Water samples gathered are analyzed with regard to nitrogen, phosphor and plankton algae. In the latter case focus is on those algae that are known to excrete toxins, deadly for fish and potentially dangerous to human beings. Warnings may be given in case of poisonous algal blooms. Last time this happened was in the autumn of 1997 when poisonous algae showed up in the waters around Djursland and in the Bay of Aarhus.

Anglers will know that waters often get turbid in the months of September and October. The reason being the bloom of various non-toxic algae that may never the less be harmfull to the environment. Due to their massive oxygen consumption during night time they may cause fish kills in limited areas.

Fauna of the sea

"Tyrfing" also takes samples of the ocean bed. The composition of animals found here tells a lot about the oxygen conditions down deep. If oxygen is plentiful, life is good for bottom living animals and the fish that feed on them.

In the Bay of Aarhus living conditions for the fauna have improved significantly. Especially the building of the large and highly technological sewage treatment plant at Marselisborg has accounted for improved water quality.

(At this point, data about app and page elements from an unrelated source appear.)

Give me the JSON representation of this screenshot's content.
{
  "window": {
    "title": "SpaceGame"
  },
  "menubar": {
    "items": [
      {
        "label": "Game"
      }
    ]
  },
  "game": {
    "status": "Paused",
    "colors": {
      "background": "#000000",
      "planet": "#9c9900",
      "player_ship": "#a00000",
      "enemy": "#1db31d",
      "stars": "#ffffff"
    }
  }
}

In April and early May you may sometimes - depending on the prevailing wind - witness large numbers of tube worms drifting ashore. What may initially look like some disaster caused by pollution is an absolutely natural phenomenon. It is caused by the swarming and mating of theses worms that die after mating and thus get carried ashore by the currents. In this way these worms become a major food item for birds and fish alike.

Flora of the sea

Seagrass and kelp forests are valuable feeding grounds for various fish species. Along stony beaches and rocky piers the clean waters often abound in beds of brown, green and red algae.

If the shoreline waters are polluted with organic waste, these algae get covered by quickly growing threadlike annual algae. These algae absorb all the light and thus choke their host, be it sea grass or kelp. They often wash ashore during summer and autumn.

Finally, every second year professional divers monitor the sea grass beds and the kelp forests of the county in the Bay of Aarhus and the Bay of Randers. Every fourth year the remaining waters are checked.

Department of Nature and Environment, County of Aarhus

© 2000 Steen Ulnits
Skytten 116, Fiskergaarden - DK-8900 Randers - Denmark
Tlf. +45 23 32 89 88 · Website: www.ulnits.dk · E-mail: steen@ulnits.dk